Exercise prompt | Within the entries underneath, how many lines include the string "request"? State only the number.

Records provided |
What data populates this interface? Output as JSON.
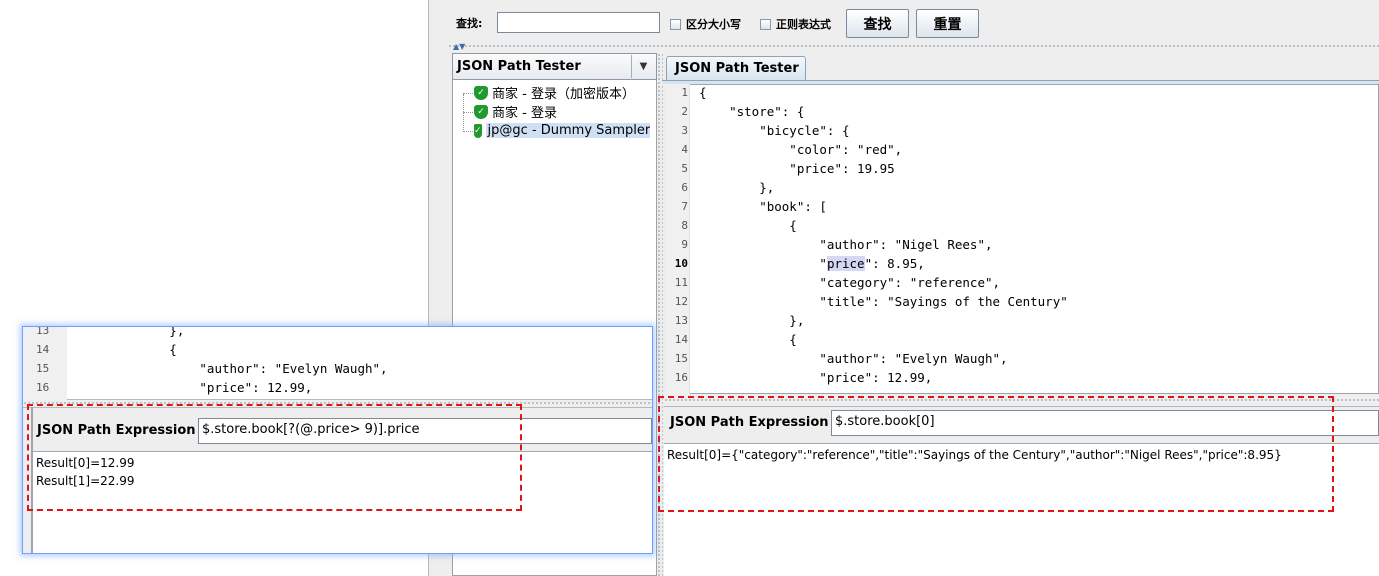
{
  "search": {
    "label": "查找:",
    "value": "",
    "case_sensitive_label": "区分大小写",
    "regex_label": "正则表达式",
    "find_button": "查找",
    "reset_button": "重置"
  },
  "tree": {
    "selector_label": "JSON Path Tester",
    "items": [
      {
        "label": "商家 - 登录（加密版本）",
        "selected": false
      },
      {
        "label": "商家 - 登录",
        "selected": false
      },
      {
        "label": "jp@gc - Dummy Sampler",
        "selected": true
      }
    ]
  },
  "right_panel": {
    "tab_label": "JSON Path Tester",
    "code_lines": [
      {
        "n": "1",
        "pre": "{",
        "hl": "",
        "post": ""
      },
      {
        "n": "2",
        "pre": "    \"store\": {",
        "hl": "",
        "post": ""
      },
      {
        "n": "3",
        "pre": "        \"bicycle\": {",
        "hl": "",
        "post": ""
      },
      {
        "n": "4",
        "pre": "            \"color\": \"red\",",
        "hl": "",
        "post": ""
      },
      {
        "n": "5",
        "pre": "            \"price\": 19.95",
        "hl": "",
        "post": ""
      },
      {
        "n": "6",
        "pre": "        },",
        "hl": "",
        "post": ""
      },
      {
        "n": "7",
        "pre": "        \"book\": [",
        "hl": "",
        "post": ""
      },
      {
        "n": "8",
        "pre": "            {",
        "hl": "",
        "post": ""
      },
      {
        "n": "9",
        "pre": "                \"author\": \"Nigel Rees\",",
        "hl": "",
        "post": ""
      },
      {
        "n": "10",
        "pre": "                \"",
        "hl": "price",
        "post": "\": 8.95,"
      },
      {
        "n": "11",
        "pre": "                \"category\": \"reference\",",
        "hl": "",
        "post": ""
      },
      {
        "n": "12",
        "pre": "                \"title\": \"Sayings of the Century\"",
        "hl": "",
        "post": ""
      },
      {
        "n": "13",
        "pre": "            },",
        "hl": "",
        "post": ""
      },
      {
        "n": "14",
        "pre": "            {",
        "hl": "",
        "post": ""
      },
      {
        "n": "15",
        "pre": "                \"author\": \"Evelyn Waugh\",",
        "hl": "",
        "post": ""
      },
      {
        "n": "16",
        "pre": "                \"price\": 12.99,",
        "hl": "",
        "post": ""
      }
    ],
    "active_line": "10",
    "expression_label": "JSON Path Expression",
    "expression_value": "$.store.book[0]",
    "results": [
      "Result[0]={\"category\":\"reference\",\"title\":\"Sayings of the Century\",\"author\":\"Nigel Rees\",\"price\":8.95}"
    ]
  },
  "popup": {
    "code_lines": [
      {
        "n": "13",
        "text": "            },"
      },
      {
        "n": "14",
        "text": "            {"
      },
      {
        "n": "15",
        "text": "                \"author\": \"Evelyn Waugh\","
      },
      {
        "n": "16",
        "text": "                \"price\": 12.99,"
      }
    ],
    "expression_label": "JSON Path Expression",
    "expression_value": "$.store.book[?(@.price> 9)].price",
    "results": [
      "Result[0]=12.99",
      "Result[1]=22.99"
    ]
  },
  "colors": {
    "annotation_red": "#e01414",
    "success_green": "#1f9a2e",
    "selection": "#cfe0f5"
  }
}
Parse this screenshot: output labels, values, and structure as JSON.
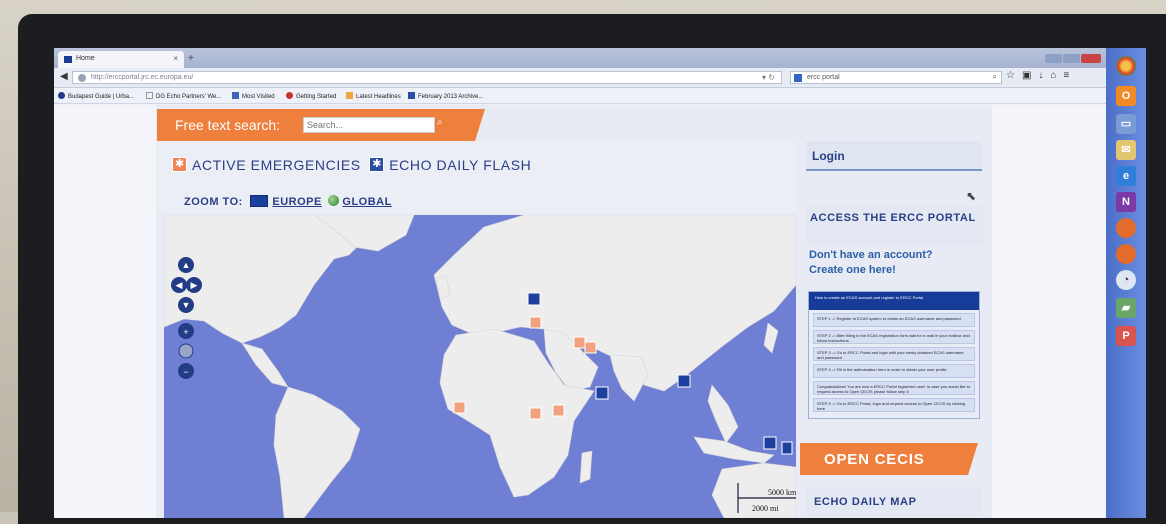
{
  "browser": {
    "tab_title": "Home",
    "tab_close": "×",
    "new_tab": "+",
    "url": "http://erccportal.jrc.ec.europa.eu/",
    "search_value": "ercc portal",
    "bookmarks": [
      "Budapest Guide | Urba...",
      "DG Echo Partners' We...",
      "Most Visited",
      "Getting Started",
      "Latest Headlines",
      "February 2013 Archive..."
    ]
  },
  "page": {
    "free_text_search": {
      "label": "Free text search:",
      "placeholder": "Search..."
    },
    "menu": {
      "active_emergencies": "ACTIVE EMERGENCIES",
      "echo_daily_flash": "ECHO DAILY FLASH"
    },
    "zoom": {
      "label": "ZOOM TO:",
      "europe": "EUROPE",
      "global": "GLOBAL"
    },
    "map": {
      "scale_km": "5000 km",
      "scale_mi": "2000 mi"
    },
    "sidebar": {
      "login": "Login",
      "access_title": "ACCESS THE ERCC PORTAL",
      "no_account_1": "Don't have an account?",
      "no_account_2": "Create one here!",
      "steps_header": "How to create an ECAS account and register to ERCC Portal",
      "steps": [
        "STEP 1 -> Register to ECAS system to obtain an ECAS username and password",
        "STEP 2 -> After filling in the ECAS registration form wait for e-mail in your mailbox and follow instructions.",
        "STEP 3 -> Go to ERCC Portal and login with your newly obtained ECAS username and password",
        "STEP 4 -> Fill in the authorization form in order to obtain your user profile",
        "Congratulations! You are now a ERCC Portal registered user! In case you would like to request access to Open CECIS please follow step 5",
        "STEP 5 -> Go to ERCC Portal, login and request access to Open CECIS by clicking here"
      ],
      "open_cecis": "OPEN CECIS",
      "echo_daily_map": "ECHO DAILY MAP"
    }
  },
  "colors": {
    "accent_orange": "#ef7f3c",
    "brand_blue": "#2a3e86",
    "ocean": "#6f7fd4",
    "land": "#ededed"
  }
}
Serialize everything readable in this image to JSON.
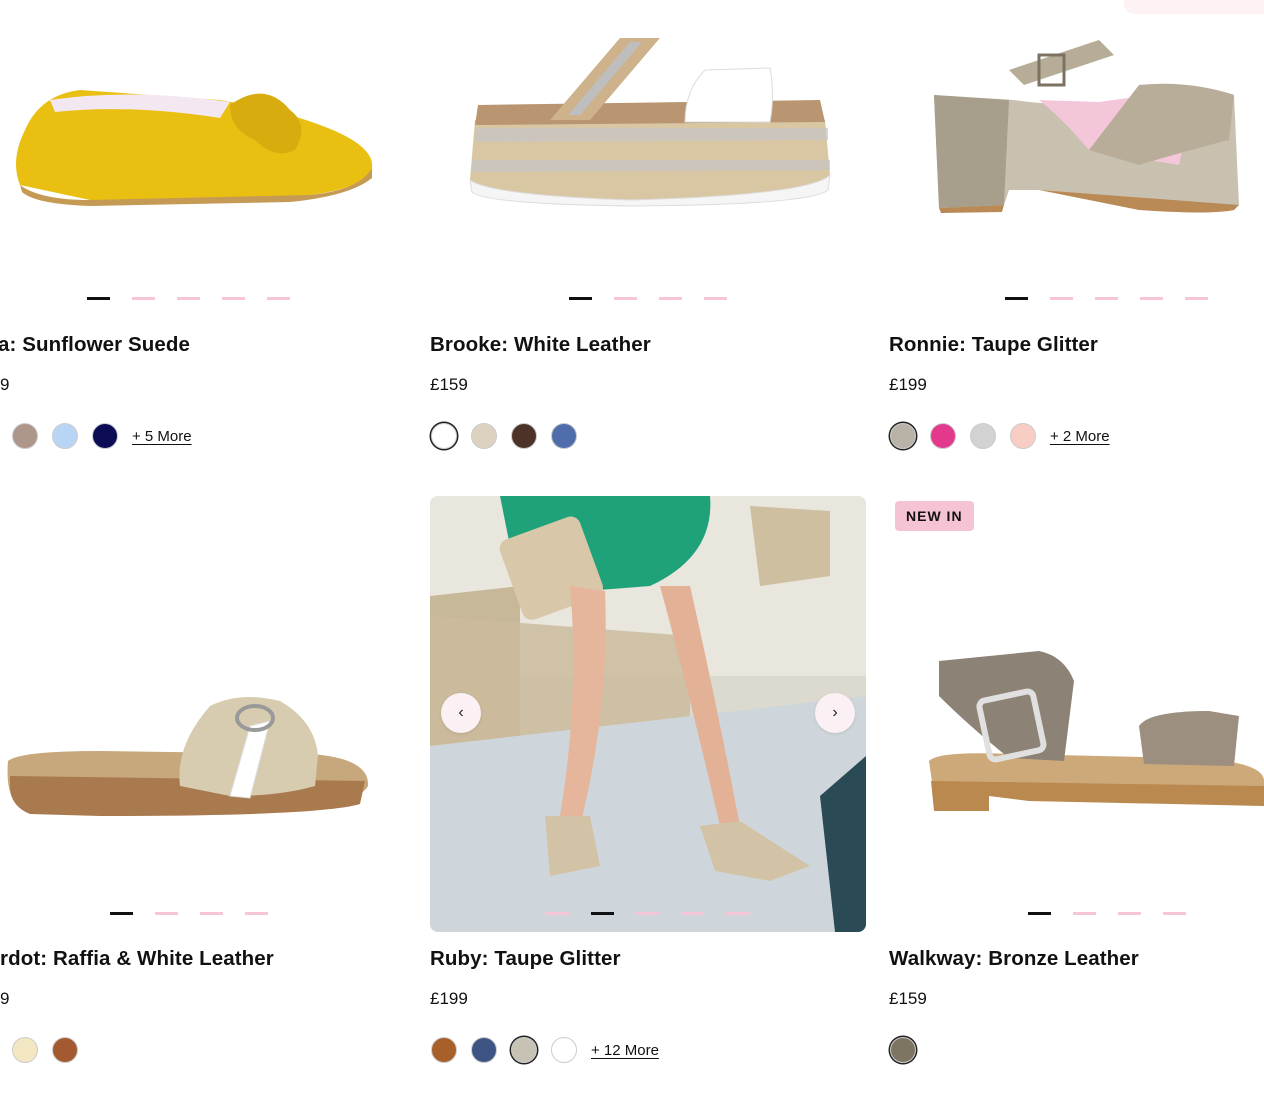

Exercise response | 2